During 1968/9, when Dave was working for Woods of Bolton, the Conn organ dealership, he had the opportunity to visit Ron Curtis who lived locally. This was before Ron had built on a large studio extension to his home to facilitate the organ equipment and consoles. Dave played there several times. The final visit to the studio was shortly after Ron’s death, when together with Steve Tovey, Doreen Chadwick and Norman Scott they played the organ at Ron’s place.
Dave returned to Merseyside and began work at Rushworth’s store in Liverpool, which was established in 1828 by William Rushworth, a pipe organ builder from Yorkshire. It was still a family run business, inspiring loyalty in staff, customers, and the Beatles!
For two decades, Dave was the store’s organ and piano demonstrator. It was during his time at the store that a chance meeting with Sally and Jack Bennett together with their daughter Myra, resulted with an invitation to visit the iconic Liverpool Philharmonic Hall, where a recording of Dave playing the organ was to be arranged by David Pigott~ horn player, and Myra Pigott~ principal piccolo, in the Philharmonic orchestra. Immediately his talent was recognized when Dave was given this opportunity to play the organ at the city’s most elegant music venue. Eventually he became the proud resident organist, a position that he maintains to this present day.
The Liverpool Philharmonic Orchestra is the oldest in the world, receiving Royal patronage in 1957.

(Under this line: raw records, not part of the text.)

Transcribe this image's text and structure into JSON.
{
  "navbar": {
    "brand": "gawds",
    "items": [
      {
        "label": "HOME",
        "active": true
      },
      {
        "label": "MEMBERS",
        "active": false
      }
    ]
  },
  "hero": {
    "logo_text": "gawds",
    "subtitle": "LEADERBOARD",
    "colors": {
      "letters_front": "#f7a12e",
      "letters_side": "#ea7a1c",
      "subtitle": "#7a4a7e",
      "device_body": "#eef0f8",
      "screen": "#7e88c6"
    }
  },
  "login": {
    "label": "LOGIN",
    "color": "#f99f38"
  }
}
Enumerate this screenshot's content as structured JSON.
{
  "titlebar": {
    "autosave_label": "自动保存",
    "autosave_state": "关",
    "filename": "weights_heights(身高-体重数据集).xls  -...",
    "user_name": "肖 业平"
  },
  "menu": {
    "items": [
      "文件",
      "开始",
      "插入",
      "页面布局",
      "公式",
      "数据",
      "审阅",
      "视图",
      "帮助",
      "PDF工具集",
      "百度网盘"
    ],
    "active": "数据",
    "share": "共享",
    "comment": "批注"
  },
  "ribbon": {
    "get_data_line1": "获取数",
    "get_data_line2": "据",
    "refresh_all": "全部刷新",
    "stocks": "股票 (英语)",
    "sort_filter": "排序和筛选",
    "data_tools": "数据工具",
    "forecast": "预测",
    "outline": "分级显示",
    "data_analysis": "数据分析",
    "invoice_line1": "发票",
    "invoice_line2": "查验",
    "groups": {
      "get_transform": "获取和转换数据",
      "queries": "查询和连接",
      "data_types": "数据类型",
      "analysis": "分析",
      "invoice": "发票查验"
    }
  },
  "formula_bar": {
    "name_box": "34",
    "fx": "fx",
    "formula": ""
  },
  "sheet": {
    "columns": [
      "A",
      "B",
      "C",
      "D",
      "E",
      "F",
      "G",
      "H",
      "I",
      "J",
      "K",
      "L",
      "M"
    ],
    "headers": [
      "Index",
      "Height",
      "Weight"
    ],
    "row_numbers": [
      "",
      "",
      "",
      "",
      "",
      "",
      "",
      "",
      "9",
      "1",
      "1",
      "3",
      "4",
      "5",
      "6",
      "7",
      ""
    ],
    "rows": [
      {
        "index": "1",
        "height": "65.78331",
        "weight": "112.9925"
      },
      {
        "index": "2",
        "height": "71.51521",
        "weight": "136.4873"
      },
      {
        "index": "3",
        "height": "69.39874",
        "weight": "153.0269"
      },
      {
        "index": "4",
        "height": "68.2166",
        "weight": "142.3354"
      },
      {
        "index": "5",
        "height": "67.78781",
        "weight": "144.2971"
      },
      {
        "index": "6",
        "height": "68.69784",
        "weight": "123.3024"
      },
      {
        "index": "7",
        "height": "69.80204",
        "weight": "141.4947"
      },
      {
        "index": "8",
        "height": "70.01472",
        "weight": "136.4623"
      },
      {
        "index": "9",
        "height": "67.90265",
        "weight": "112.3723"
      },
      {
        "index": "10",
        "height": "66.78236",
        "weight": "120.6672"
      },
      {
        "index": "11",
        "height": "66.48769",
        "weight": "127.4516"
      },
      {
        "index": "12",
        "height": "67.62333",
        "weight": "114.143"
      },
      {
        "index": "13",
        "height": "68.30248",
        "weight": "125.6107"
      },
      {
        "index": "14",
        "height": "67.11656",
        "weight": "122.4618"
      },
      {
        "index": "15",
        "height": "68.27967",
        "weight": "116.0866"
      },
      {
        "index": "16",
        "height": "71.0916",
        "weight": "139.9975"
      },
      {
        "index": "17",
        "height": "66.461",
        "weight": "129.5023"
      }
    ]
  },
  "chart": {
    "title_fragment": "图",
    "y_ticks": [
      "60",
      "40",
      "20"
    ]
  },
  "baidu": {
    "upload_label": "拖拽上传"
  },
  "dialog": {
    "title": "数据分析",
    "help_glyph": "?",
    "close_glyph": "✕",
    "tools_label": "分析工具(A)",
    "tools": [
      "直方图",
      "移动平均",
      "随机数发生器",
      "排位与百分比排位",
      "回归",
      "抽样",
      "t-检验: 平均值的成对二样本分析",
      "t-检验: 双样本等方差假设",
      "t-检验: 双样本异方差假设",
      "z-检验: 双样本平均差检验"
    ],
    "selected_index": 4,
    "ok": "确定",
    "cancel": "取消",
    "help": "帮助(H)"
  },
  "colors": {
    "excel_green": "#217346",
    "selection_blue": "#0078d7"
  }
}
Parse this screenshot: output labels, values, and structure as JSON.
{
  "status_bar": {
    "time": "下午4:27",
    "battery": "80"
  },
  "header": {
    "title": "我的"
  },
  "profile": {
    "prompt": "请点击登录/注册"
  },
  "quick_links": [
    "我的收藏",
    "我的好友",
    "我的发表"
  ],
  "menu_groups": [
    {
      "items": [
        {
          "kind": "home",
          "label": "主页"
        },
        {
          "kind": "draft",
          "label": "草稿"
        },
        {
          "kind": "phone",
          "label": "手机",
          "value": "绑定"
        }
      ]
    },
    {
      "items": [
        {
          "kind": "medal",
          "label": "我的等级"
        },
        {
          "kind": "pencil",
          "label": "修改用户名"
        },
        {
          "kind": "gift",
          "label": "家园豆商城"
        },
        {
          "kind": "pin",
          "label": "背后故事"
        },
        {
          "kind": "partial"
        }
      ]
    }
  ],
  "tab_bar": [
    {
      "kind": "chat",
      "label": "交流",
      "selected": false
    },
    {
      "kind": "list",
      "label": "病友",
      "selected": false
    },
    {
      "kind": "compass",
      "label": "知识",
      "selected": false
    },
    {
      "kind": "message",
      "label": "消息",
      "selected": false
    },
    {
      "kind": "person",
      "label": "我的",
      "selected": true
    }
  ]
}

Dave has many fond memories of playing the organ at various presentations when films were shown on the famous wondrous Walturdaw cinema screen. This rare and unique counterbalanced cinema screen is concealed beneath the stage and at the touch of a button rises majestically centre stage helped by the live accompaniment provided by organist Dave. Walturdaw screens were used in theatres and concert halls for many years. The Liverpool Philharmonic Hall’s screen is now the only one in existence and far from being a piece of cinematic history, it is used frequently when classic films are presented to sold out houses.
Such film programmes are enhanced with a live orchestra backing. Dave plays an important role too in helping to create the unique atmosphere at these screenings at the Philharmonic. For instance, at one such film presentation he provided the solo musical accompaniment to Alfred Hitchcock’s 1927 silent feature “The Lodger”, a first for the organ to accompany an entire film classic. He is also known for playing musical introductions before film screenings.
A special celebration reception was held for Dave Nicholas on the 10th June 2019 at the Liverpool Philharmonic Hall when the Chief Executive, Michael Eakin presented Dave with a diploma on stage, acknowledging more than 30 years association with the Royal Liverpool Philharmonic as their resident organist, together with a certificate from Liverpool Cathedral signed by professor Ian Tracey, Organist Titulaire, confirming that a French Horn D3 8ft Solo division has been adopted in his name.
Dave Nicholas has always taken the opportunity of playing organs during meetings and concerts at cinemas and theatres around the country including – the Pyramid(Odeon) Sale, Ritz Barnsley, Odeon and Gaumont Manchester, Apollo Ardwick, Ritz Stockport, Ritz Huddersfield, Essoldo Clacton, ABC Carlton Liverpool, Plaza Waterloo, Mayfair Aigburth, ABC Regal Chester, Odeon Southend, Granada Grantham, Astoria Hull, Hull City Hall, Gaumont Chester, Ritz Ipswich, Plaza and Ritz Birkenhead, Rialto Bebington, Winter Gardens New Brighton, Regal Sunderland, New Gallery Regent St, London. Odeon Leicester Square, Astra Llandudno.
He played in Frankfurt 1968 and did duets with Reginald Dixon. Dave commands an amazing recall of these events, the individual characteristics and history of the cinema organs in their various cinemas which he shares with enthusiasts throughout the UK and worldwide.